• **Exercise aim**
What lines below hold the string "logging"? Copy them all.

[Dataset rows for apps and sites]
▬▬▬
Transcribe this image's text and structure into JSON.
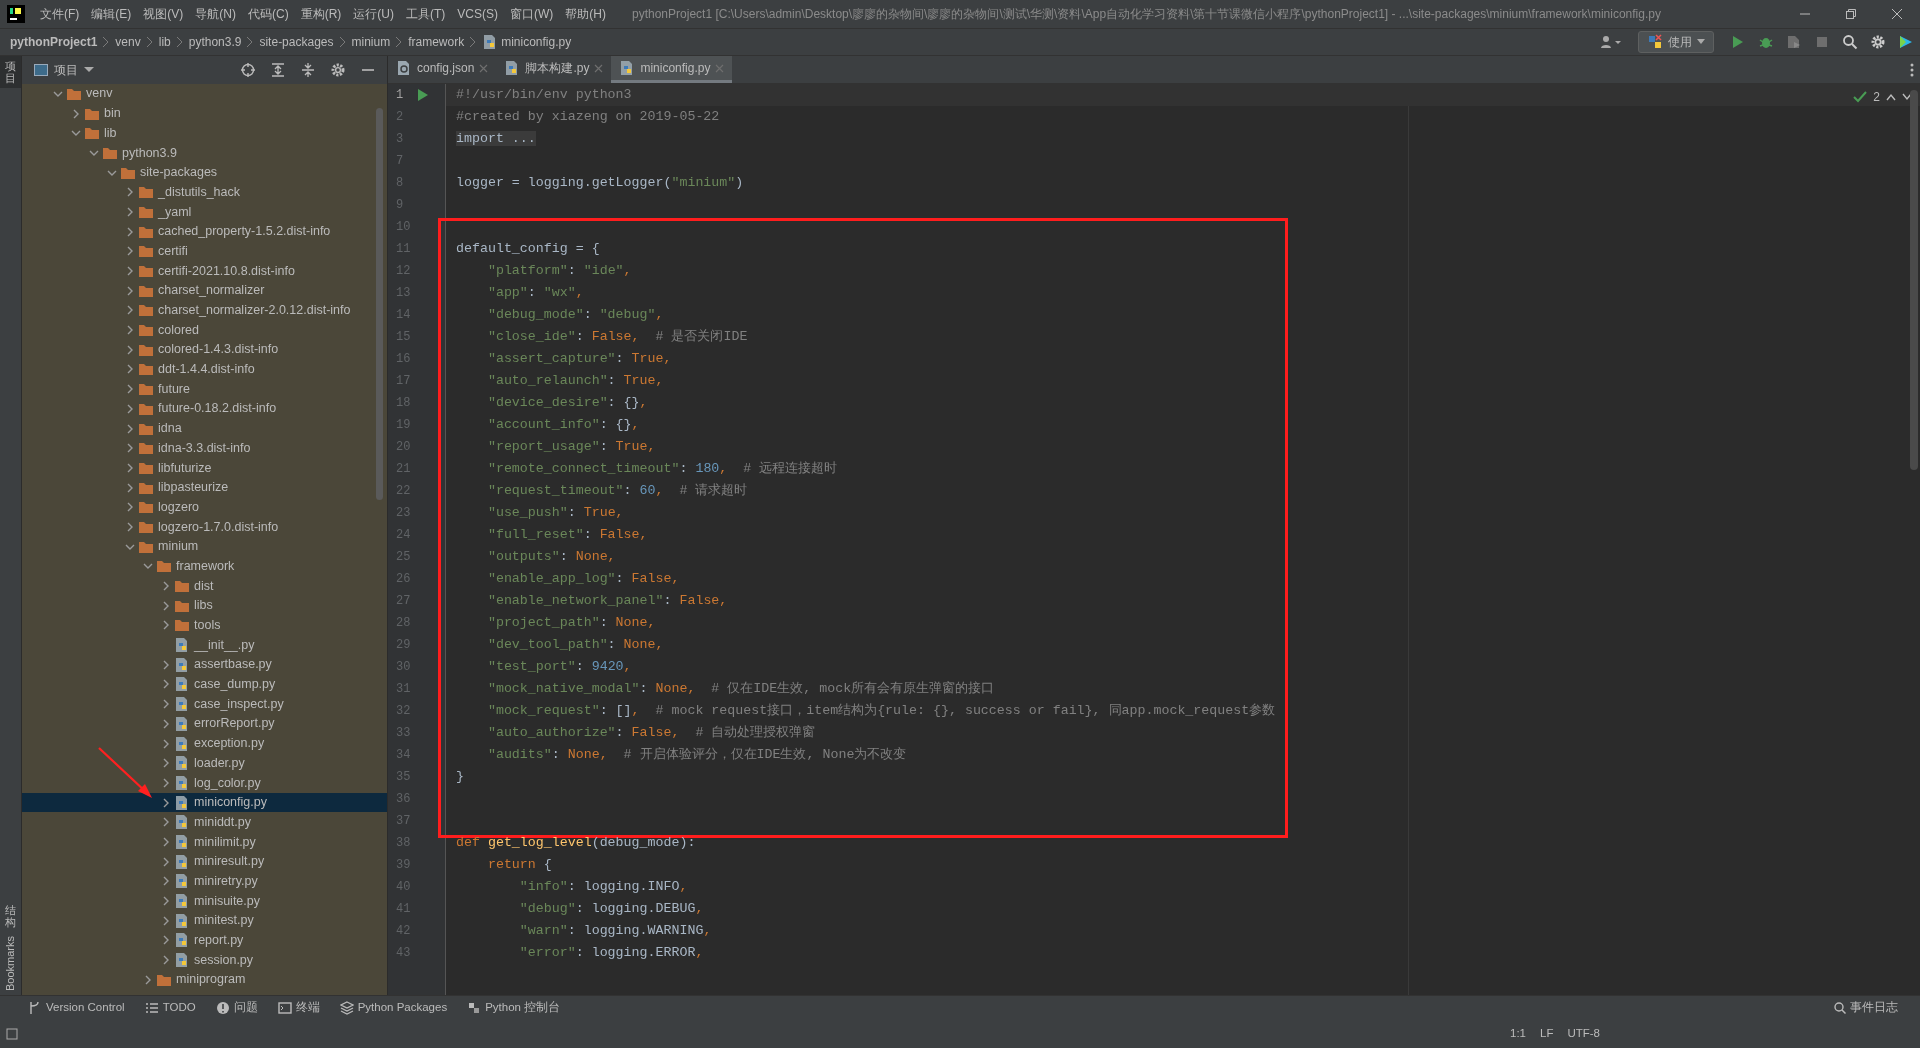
{
  "menu": [
    "文件(F)",
    "编辑(E)",
    "视图(V)",
    "导航(N)",
    "代码(C)",
    "重构(R)",
    "运行(U)",
    "工具(T)",
    "VCS(S)",
    "窗口(W)",
    "帮助(H)"
  ],
  "window_title": "pythonProject1 [C:\\Users\\admin\\Desktop\\廖廖的杂物间\\廖廖的杂物间\\测试\\华测\\资料\\App自动化学习资料\\第十节课微信小程序\\pythonProject1] - ...\\site-packages\\minium\\framework\\miniconfig.py",
  "breadcrumb": [
    {
      "text": "pythonProject1",
      "kind": "project"
    },
    {
      "text": "venv",
      "kind": "folder"
    },
    {
      "text": "lib",
      "kind": "folder"
    },
    {
      "text": "python3.9",
      "kind": "folder"
    },
    {
      "text": "site-packages",
      "kind": "folder"
    },
    {
      "text": "minium",
      "kind": "folder"
    },
    {
      "text": "framework",
      "kind": "folder"
    },
    {
      "text": "miniconfig.py",
      "kind": "python"
    }
  ],
  "run_config": "使用",
  "side_strip": [
    {
      "label": "项目",
      "selected": true
    },
    {
      "label": "结构",
      "selected": false
    },
    {
      "label": "Bookmarks",
      "selected": false
    }
  ],
  "project_panel": {
    "title": "项目",
    "annotation_arrow": true,
    "tree": [
      {
        "name": "venv",
        "kind": "folder",
        "expanded": true,
        "selected": false,
        "children": [
          {
            "name": "bin",
            "kind": "folder",
            "expanded": false,
            "selected": false
          },
          {
            "name": "lib",
            "kind": "folder",
            "expanded": true,
            "selected": false,
            "children": [
              {
                "name": "python3.9",
                "kind": "folder",
                "expanded": true,
                "selected": false,
                "children": [
                  {
                    "name": "site-packages",
                    "kind": "folder",
                    "expanded": true,
                    "selected": false,
                    "children": [
                      {
                        "name": "_distutils_hack",
                        "kind": "folder",
                        "expanded": false,
                        "selected": false
                      },
                      {
                        "name": "_yaml",
                        "kind": "folder",
                        "expanded": false,
                        "selected": false
                      },
                      {
                        "name": "cached_property-1.5.2.dist-info",
                        "kind": "folder",
                        "expanded": false,
                        "selected": false
                      },
                      {
                        "name": "certifi",
                        "kind": "folder",
                        "expanded": false,
                        "selected": false
                      },
                      {
                        "name": "certifi-2021.10.8.dist-info",
                        "kind": "folder",
                        "expanded": false,
                        "selected": false
                      },
                      {
                        "name": "charset_normalizer",
                        "kind": "folder",
                        "expanded": false,
                        "selected": false
                      },
                      {
                        "name": "charset_normalizer-2.0.12.dist-info",
                        "kind": "folder",
                        "expanded": false,
                        "selected": false
                      },
                      {
                        "name": "colored",
                        "kind": "folder",
                        "expanded": false,
                        "selected": false
                      },
                      {
                        "name": "colored-1.4.3.dist-info",
                        "kind": "folder",
                        "expanded": false,
                        "selected": false
                      },
                      {
                        "name": "ddt-1.4.4.dist-info",
                        "kind": "folder",
                        "expanded": false,
                        "selected": false
                      },
                      {
                        "name": "future",
                        "kind": "folder",
                        "expanded": false,
                        "selected": false
                      },
                      {
                        "name": "future-0.18.2.dist-info",
                        "kind": "folder",
                        "expanded": false,
                        "selected": false
                      },
                      {
                        "name": "idna",
                        "kind": "folder",
                        "expanded": false,
                        "selected": false
                      },
                      {
                        "name": "idna-3.3.dist-info",
                        "kind": "folder",
                        "expanded": false,
                        "selected": false
                      },
                      {
                        "name": "libfuturize",
                        "kind": "folder",
                        "expanded": false,
                        "selected": false
                      },
                      {
                        "name": "libpasteurize",
                        "kind": "folder",
                        "expanded": false,
                        "selected": false
                      },
                      {
                        "name": "logzero",
                        "kind": "folder",
                        "expanded": false,
                        "selected": false
                      },
                      {
                        "name": "logzero-1.7.0.dist-info",
                        "kind": "folder",
                        "expanded": false,
                        "selected": false
                      },
                      {
                        "name": "minium",
                        "kind": "folder",
                        "expanded": true,
                        "selected": false,
                        "children": [
                          {
                            "name": "framework",
                            "kind": "folder",
                            "expanded": true,
                            "selected": false,
                            "children": [
                              {
                                "name": "dist",
                                "kind": "folder",
                                "expanded": false,
                                "selected": false
                              },
                              {
                                "name": "libs",
                                "kind": "folder",
                                "expanded": false,
                                "selected": false
                              },
                              {
                                "name": "tools",
                                "kind": "folder",
                                "expanded": false,
                                "selected": false
                              },
                              {
                                "name": "__init__.py",
                                "kind": "python",
                                "selected": false
                              },
                              {
                                "name": "assertbase.py",
                                "kind": "python",
                                "expanded": false,
                                "selected": false
                              },
                              {
                                "name": "case_dump.py",
                                "kind": "python",
                                "expanded": false,
                                "selected": false
                              },
                              {
                                "name": "case_inspect.py",
                                "kind": "python",
                                "expanded": false,
                                "selected": false
                              },
                              {
                                "name": "errorReport.py",
                                "kind": "python",
                                "expanded": false,
                                "selected": false
                              },
                              {
                                "name": "exception.py",
                                "kind": "python",
                                "expanded": false,
                                "selected": false
                              },
                              {
                                "name": "loader.py",
                                "kind": "python",
                                "expanded": false,
                                "selected": false
                              },
                              {
                                "name": "log_color.py",
                                "kind": "python",
                                "expanded": false,
                                "selected": false
                              },
                              {
                                "name": "miniconfig.py",
                                "kind": "python",
                                "expanded": false,
                                "selected": true
                              },
                              {
                                "name": "miniddt.py",
                                "kind": "python",
                                "expanded": false,
                                "selected": false
                              },
                              {
                                "name": "minilimit.py",
                                "kind": "python",
                                "expanded": false,
                                "selected": false
                              },
                              {
                                "name": "miniresult.py",
                                "kind": "python",
                                "expanded": false,
                                "selected": false
                              },
                              {
                                "name": "miniretry.py",
                                "kind": "python",
                                "expanded": false,
                                "selected": false
                              },
                              {
                                "name": "minisuite.py",
                                "kind": "python",
                                "expanded": false,
                                "selected": false
                              },
                              {
                                "name": "minitest.py",
                                "kind": "python",
                                "expanded": false,
                                "selected": false
                              },
                              {
                                "name": "report.py",
                                "kind": "python",
                                "expanded": false,
                                "selected": false
                              },
                              {
                                "name": "session.py",
                                "kind": "python",
                                "expanded": false,
                                "selected": false
                              }
                            ]
                          },
                          {
                            "name": "miniprogram",
                            "kind": "folder",
                            "expanded": false,
                            "selected": false
                          }
                        ]
                      }
                    ]
                  }
                ]
              }
            ]
          }
        ]
      }
    ]
  },
  "tabs": [
    {
      "label": "config.json",
      "kind": "json",
      "selected": false
    },
    {
      "label": "脚本构建.py",
      "kind": "python",
      "selected": false
    },
    {
      "label": "miniconfig.py",
      "kind": "python",
      "selected": true
    }
  ],
  "editor": {
    "problems": "2",
    "sections": [
      {
        "kind": "plain",
        "lines": [
          {
            "number": "1",
            "tokens": [
              {
                "kind": "comment",
                "text": "#!/usr/bin/env python3"
              }
            ]
          },
          {
            "number": "2",
            "tokens": [
              {
                "kind": "comment",
                "text": "#created by xiazeng on 2019-05-22"
              }
            ]
          },
          {
            "number": "3",
            "tokens": [
              {
                "kind": "folded",
                "text": "import ..."
              }
            ]
          },
          {
            "number": "7"
          },
          {
            "number": "8",
            "tokens": [
              {
                "kind": "plain",
                "text": "logger = logging.getLogger("
              },
              {
                "kind": "string",
                "text": "\"minium\""
              },
              {
                "kind": "plain",
                "text": ")"
              }
            ]
          },
          {
            "number": "9"
          }
        ]
      },
      {
        "kind": "annotated",
        "lines": [
          {
            "number": "10"
          },
          {
            "number": "11",
            "tokens": [
              {
                "kind": "plain",
                "text": "default_config = {"
              }
            ]
          },
          {
            "number": "12",
            "tokens": [
              {
                "kind": "string",
                "text": "    \"platform\""
              },
              {
                "kind": "plain",
                "text": ": "
              },
              {
                "kind": "string",
                "text": "\"ide\""
              },
              {
                "kind": "keyword",
                "text": ","
              }
            ]
          },
          {
            "number": "13",
            "tokens": [
              {
                "kind": "string",
                "text": "    \"app\""
              },
              {
                "kind": "plain",
                "text": ": "
              },
              {
                "kind": "string",
                "text": "\"wx\""
              },
              {
                "kind": "keyword",
                "text": ","
              }
            ]
          },
          {
            "number": "14",
            "tokens": [
              {
                "kind": "string",
                "text": "    \"debug_mode\""
              },
              {
                "kind": "plain",
                "text": ": "
              },
              {
                "kind": "string",
                "text": "\"debug\""
              },
              {
                "kind": "keyword",
                "text": ","
              }
            ]
          },
          {
            "number": "15",
            "tokens": [
              {
                "kind": "string",
                "text": "    \"close_ide\""
              },
              {
                "kind": "plain",
                "text": ": "
              },
              {
                "kind": "keyword",
                "text": "False,"
              },
              {
                "kind": "comment",
                "text": "  # 是否关闭IDE"
              }
            ]
          },
          {
            "number": "16",
            "tokens": [
              {
                "kind": "string",
                "text": "    \"assert_capture\""
              },
              {
                "kind": "plain",
                "text": ": "
              },
              {
                "kind": "keyword",
                "text": "True,"
              }
            ]
          },
          {
            "number": "17",
            "tokens": [
              {
                "kind": "string",
                "text": "    \"auto_relaunch\""
              },
              {
                "kind": "plain",
                "text": ": "
              },
              {
                "kind": "keyword",
                "text": "True,"
              }
            ]
          },
          {
            "number": "18",
            "tokens": [
              {
                "kind": "string",
                "text": "    \"device_desire\""
              },
              {
                "kind": "plain",
                "text": ": {}"
              },
              {
                "kind": "keyword",
                "text": ","
              }
            ]
          },
          {
            "number": "19",
            "tokens": [
              {
                "kind": "string",
                "text": "    \"account_info\""
              },
              {
                "kind": "plain",
                "text": ": {}"
              },
              {
                "kind": "keyword",
                "text": ","
              }
            ]
          },
          {
            "number": "20",
            "tokens": [
              {
                "kind": "string",
                "text": "    \"report_usage\""
              },
              {
                "kind": "plain",
                "text": ": "
              },
              {
                "kind": "keyword",
                "text": "True,"
              }
            ]
          },
          {
            "number": "21",
            "tokens": [
              {
                "kind": "string",
                "text": "    \"remote_connect_timeout\""
              },
              {
                "kind": "plain",
                "text": ": "
              },
              {
                "kind": "number",
                "text": "180"
              },
              {
                "kind": "keyword",
                "text": ","
              },
              {
                "kind": "comment",
                "text": "  # 远程连接超时"
              }
            ]
          },
          {
            "number": "22",
            "tokens": [
              {
                "kind": "string",
                "text": "    \"request_timeout\""
              },
              {
                "kind": "plain",
                "text": ": "
              },
              {
                "kind": "number",
                "text": "60"
              },
              {
                "kind": "keyword",
                "text": ","
              },
              {
                "kind": "comment",
                "text": "  # 请求超时"
              }
            ]
          },
          {
            "number": "23",
            "tokens": [
              {
                "kind": "string",
                "text": "    \"use_push\""
              },
              {
                "kind": "plain",
                "text": ": "
              },
              {
                "kind": "keyword",
                "text": "True,"
              }
            ]
          },
          {
            "number": "24",
            "tokens": [
              {
                "kind": "string",
                "text": "    \"full_reset\""
              },
              {
                "kind": "plain",
                "text": ": "
              },
              {
                "kind": "keyword",
                "text": "False,"
              }
            ]
          },
          {
            "number": "25",
            "tokens": [
              {
                "kind": "string",
                "text": "    \"outputs\""
              },
              {
                "kind": "plain",
                "text": ": "
              },
              {
                "kind": "keyword",
                "text": "None,"
              }
            ]
          },
          {
            "number": "26",
            "tokens": [
              {
                "kind": "string",
                "text": "    \"enable_app_log\""
              },
              {
                "kind": "plain",
                "text": ": "
              },
              {
                "kind": "keyword",
                "text": "False,"
              }
            ]
          },
          {
            "number": "27",
            "tokens": [
              {
                "kind": "string",
                "text": "    \"enable_network_panel\""
              },
              {
                "kind": "plain",
                "text": ": "
              },
              {
                "kind": "keyword",
                "text": "False,"
              }
            ]
          },
          {
            "number": "28",
            "tokens": [
              {
                "kind": "string",
                "text": "    \"project_path\""
              },
              {
                "kind": "plain",
                "text": ": "
              },
              {
                "kind": "keyword",
                "text": "None,"
              }
            ]
          },
          {
            "number": "29",
            "tokens": [
              {
                "kind": "string",
                "text": "    \"dev_tool_path\""
              },
              {
                "kind": "plain",
                "text": ": "
              },
              {
                "kind": "keyword",
                "text": "None,"
              }
            ]
          },
          {
            "number": "30",
            "tokens": [
              {
                "kind": "string",
                "text": "    \"test_port\""
              },
              {
                "kind": "plain",
                "text": ": "
              },
              {
                "kind": "number",
                "text": "9420"
              },
              {
                "kind": "keyword",
                "text": ","
              }
            ]
          },
          {
            "number": "31",
            "tokens": [
              {
                "kind": "string",
                "text": "    \"mock_native_modal\""
              },
              {
                "kind": "plain",
                "text": ": "
              },
              {
                "kind": "keyword",
                "text": "None,"
              },
              {
                "kind": "comment",
                "text": "  # 仅在IDE生效, mock所有会有原生弹窗的接口"
              }
            ]
          },
          {
            "number": "32",
            "tokens": [
              {
                "kind": "string",
                "text": "    \"mock_request\""
              },
              {
                "kind": "plain",
                "text": ": []"
              },
              {
                "kind": "keyword",
                "text": ","
              },
              {
                "kind": "comment",
                "text": "  # mock request接口，item结构为{rule: {}, success or fail}, 同app.mock_request参数"
              }
            ]
          },
          {
            "number": "33",
            "tokens": [
              {
                "kind": "string",
                "text": "    \"auto_authorize\""
              },
              {
                "kind": "plain",
                "text": ": "
              },
              {
                "kind": "keyword",
                "text": "False,"
              },
              {
                "kind": "comment",
                "text": "  # 自动处理授权弹窗"
              }
            ]
          },
          {
            "number": "34",
            "tokens": [
              {
                "kind": "string",
                "text": "    \"audits\""
              },
              {
                "kind": "plain",
                "text": ": "
              },
              {
                "kind": "keyword",
                "text": "None,"
              },
              {
                "kind": "comment",
                "text": "  # 开启体验评分，仅在IDE生效, None为不改变"
              }
            ]
          },
          {
            "number": "35",
            "tokens": [
              {
                "kind": "plain",
                "text": "}"
              }
            ]
          },
          {
            "number": "36"
          },
          {
            "number": "37"
          }
        ]
      },
      {
        "kind": "plain",
        "lines": [
          {
            "number": "38",
            "tokens": [
              {
                "kind": "keyword",
                "text": "def "
              },
              {
                "kind": "function",
                "text": "get_log_level"
              },
              {
                "kind": "plain",
                "text": "(debug_mode):"
              }
            ]
          },
          {
            "number": "39",
            "tokens": [
              {
                "kind": "keyword",
                "text": "    return"
              },
              {
                "kind": "plain",
                "text": " {"
              }
            ]
          },
          {
            "number": "40",
            "tokens": [
              {
                "kind": "string",
                "text": "        \"info\""
              },
              {
                "kind": "plain",
                "text": ": logging.INFO"
              },
              {
                "kind": "keyword",
                "text": ","
              }
            ]
          },
          {
            "number": "41",
            "tokens": [
              {
                "kind": "string",
                "text": "        \"debug\""
              },
              {
                "kind": "plain",
                "text": ": logging.DEBUG"
              },
              {
                "kind": "keyword",
                "text": ","
              }
            ]
          },
          {
            "number": "42",
            "tokens": [
              {
                "kind": "string",
                "text": "        \"warn\""
              },
              {
                "kind": "plain",
                "text": ": logging.WARNING"
              },
              {
                "kind": "keyword",
                "text": ","
              }
            ]
          },
          {
            "number": "43",
            "tokens": [
              {
                "kind": "string",
                "text": "        \"error\""
              },
              {
                "kind": "plain",
                "text": ": logging.ERROR"
              },
              {
                "kind": "keyword",
                "text": ","
              }
            ]
          }
        ]
      }
    ]
  },
  "tool_windows": [
    "Version Control",
    "TODO",
    "问题",
    "终端",
    "Python Packages",
    "Python 控制台"
  ],
  "event_log": "事件日志",
  "status_bar": [
    "1:1",
    "LF",
    "UTF-8"
  ]
}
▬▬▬
• **Solution for this exercise**
                "text": "logger = logging.getLogger("
                "text": ": logging.INFO"
                "text": ": logging.DEBUG"
                "text": ": logging.WARNING"
                "text": ": logging.ERROR"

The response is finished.